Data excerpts
================================

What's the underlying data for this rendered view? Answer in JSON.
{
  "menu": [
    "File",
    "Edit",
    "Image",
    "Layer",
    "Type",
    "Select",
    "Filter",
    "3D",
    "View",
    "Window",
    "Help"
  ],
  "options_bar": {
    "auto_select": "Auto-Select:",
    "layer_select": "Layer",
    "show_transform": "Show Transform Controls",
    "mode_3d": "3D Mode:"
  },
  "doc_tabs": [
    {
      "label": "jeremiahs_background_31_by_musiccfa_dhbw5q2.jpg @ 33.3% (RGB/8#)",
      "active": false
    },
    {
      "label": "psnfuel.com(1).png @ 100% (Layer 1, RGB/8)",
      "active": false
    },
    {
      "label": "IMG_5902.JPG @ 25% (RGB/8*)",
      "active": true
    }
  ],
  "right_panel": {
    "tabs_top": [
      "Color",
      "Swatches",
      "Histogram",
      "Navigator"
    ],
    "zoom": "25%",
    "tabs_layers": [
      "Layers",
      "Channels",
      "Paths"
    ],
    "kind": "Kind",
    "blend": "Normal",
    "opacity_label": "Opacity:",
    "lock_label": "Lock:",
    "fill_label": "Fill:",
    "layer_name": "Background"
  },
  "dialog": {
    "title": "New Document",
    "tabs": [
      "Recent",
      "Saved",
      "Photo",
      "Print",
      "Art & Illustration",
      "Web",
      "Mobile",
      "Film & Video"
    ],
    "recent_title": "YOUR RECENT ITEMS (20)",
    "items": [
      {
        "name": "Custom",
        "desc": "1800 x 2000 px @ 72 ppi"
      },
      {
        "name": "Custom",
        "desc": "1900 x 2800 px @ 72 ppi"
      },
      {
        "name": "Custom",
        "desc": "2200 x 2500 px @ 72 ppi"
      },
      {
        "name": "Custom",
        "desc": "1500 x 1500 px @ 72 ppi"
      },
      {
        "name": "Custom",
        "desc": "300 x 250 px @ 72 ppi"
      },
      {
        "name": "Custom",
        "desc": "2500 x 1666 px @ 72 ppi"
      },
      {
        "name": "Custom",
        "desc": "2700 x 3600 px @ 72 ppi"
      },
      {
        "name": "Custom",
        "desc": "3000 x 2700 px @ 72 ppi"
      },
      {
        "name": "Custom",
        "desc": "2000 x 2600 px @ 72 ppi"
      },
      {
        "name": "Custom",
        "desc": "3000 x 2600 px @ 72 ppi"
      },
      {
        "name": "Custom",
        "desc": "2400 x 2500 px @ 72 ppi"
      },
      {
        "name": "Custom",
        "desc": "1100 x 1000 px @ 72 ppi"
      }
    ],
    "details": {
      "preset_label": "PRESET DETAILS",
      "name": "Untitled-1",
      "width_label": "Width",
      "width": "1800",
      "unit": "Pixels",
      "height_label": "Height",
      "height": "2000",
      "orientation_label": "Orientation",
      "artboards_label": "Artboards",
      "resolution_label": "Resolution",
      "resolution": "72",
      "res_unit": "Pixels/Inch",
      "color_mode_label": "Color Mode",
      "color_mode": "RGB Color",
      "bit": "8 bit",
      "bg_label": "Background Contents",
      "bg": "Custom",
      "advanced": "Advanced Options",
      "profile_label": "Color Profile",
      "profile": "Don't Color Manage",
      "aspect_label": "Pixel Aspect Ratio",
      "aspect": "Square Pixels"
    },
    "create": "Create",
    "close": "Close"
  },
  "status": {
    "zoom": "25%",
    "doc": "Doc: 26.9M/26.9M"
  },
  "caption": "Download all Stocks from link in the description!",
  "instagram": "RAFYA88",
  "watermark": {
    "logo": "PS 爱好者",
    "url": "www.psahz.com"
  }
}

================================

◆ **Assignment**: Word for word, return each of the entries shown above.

◆ **Response**:
What's the underlying data for this rendered view? Answer in JSON.
{
  "menu": [
    "File",
    "Edit",
    "Image",
    "Layer",
    "Type",
    "Select",
    "Filter",
    "3D",
    "View",
    "Window",
    "Help"
  ],
  "options_bar": {
    "auto_select": "Auto-Select:",
    "layer_select": "Layer",
    "show_transform": "Show Transform Controls",
    "mode_3d": "3D Mode:"
  },
  "doc_tabs": [
    {
      "label": "jeremiahs_background_31_by_musiccfa_dhbw5q2.jpg @ 33.3% (RGB/8#)",
      "active": false
    },
    {
      "label": "psnfuel.com(1).png @ 100% (Layer 1, RGB/8)",
      "active": false
    },
    {
      "label": "IMG_5902.JPG @ 25% (RGB/8*)",
      "active": true
    }
  ],
  "right_panel": {
    "tabs_top": [
      "Color",
      "Swatches",
      "Histogram",
      "Navigator"
    ],
    "zoom": "25%",
    "tabs_layers": [
      "Layers",
      "Channels",
      "Paths"
    ],
    "kind": "Kind",
    "blend": "Normal",
    "opacity_label": "Opacity:",
    "lock_label": "Lock:",
    "fill_label": "Fill:",
    "layer_name": "Background"
  },
  "dialog": {
    "title": "New Document",
    "tabs": [
      "Recent",
      "Saved",
      "Photo",
      "Print",
      "Art & Illustration",
      "Web",
      "Mobile",
      "Film & Video"
    ],
    "recent_title": "YOUR RECENT ITEMS (20)",
    "items": [
      {
        "name": "Custom",
        "desc": "1800 x 2000 px @ 72 ppi"
      },
      {
        "name": "Custom",
        "desc": "1900 x 2800 px @ 72 ppi"
      },
      {
        "name": "Custom",
        "desc": "2200 x 2500 px @ 72 ppi"
      },
      {
        "name": "Custom",
        "desc": "1500 x 1500 px @ 72 ppi"
      },
      {
        "name": "Custom",
        "desc": "300 x 250 px @ 72 ppi"
      },
      {
        "name": "Custom",
        "desc": "2500 x 1666 px @ 72 ppi"
      },
      {
        "name": "Custom",
        "desc": "2700 x 3600 px @ 72 ppi"
      },
      {
        "name": "Custom",
        "desc": "3000 x 2700 px @ 72 ppi"
      },
      {
        "name": "Custom",
        "desc": "2000 x 2600 px @ 72 ppi"
      },
      {
        "name": "Custom",
        "desc": "3000 x 2600 px @ 72 ppi"
      },
      {
        "name": "Custom",
        "desc": "2400 x 2500 px @ 72 ppi"
      },
      {
        "name": "Custom",
        "desc": "1100 x 1000 px @ 72 ppi"
      }
    ],
    "details": {
      "preset_label": "PRESET DETAILS",
      "name": "Untitled-1",
      "width_label": "Width",
      "width": "1800",
      "unit": "Pixels",
      "height_label": "Height",
      "height": "2000",
      "orientation_label": "Orientation",
      "artboards_label": "Artboards",
      "resolution_label": "Resolution",
      "resolution": "72",
      "res_unit": "Pixels/Inch",
      "color_mode_label": "Color Mode",
      "color_mode": "RGB Color",
      "bit": "8 bit",
      "bg_label": "Background Contents",
      "bg": "Custom",
      "advanced": "Advanced Options",
      "profile_label": "Color Profile",
      "profile": "Don't Color Manage",
      "aspect_label": "Pixel Aspect Ratio",
      "aspect": "Square Pixels"
    },
    "create": "Create",
    "close": "Close"
  },
  "status": {
    "zoom": "25%",
    "doc": "Doc: 26.9M/26.9M"
  },
  "caption": "Download all Stocks from link in the description!",
  "instagram": "RAFYA88",
  "watermark": {
    "logo": "PS 爱好者",
    "url": "www.psahz.com"
  }
}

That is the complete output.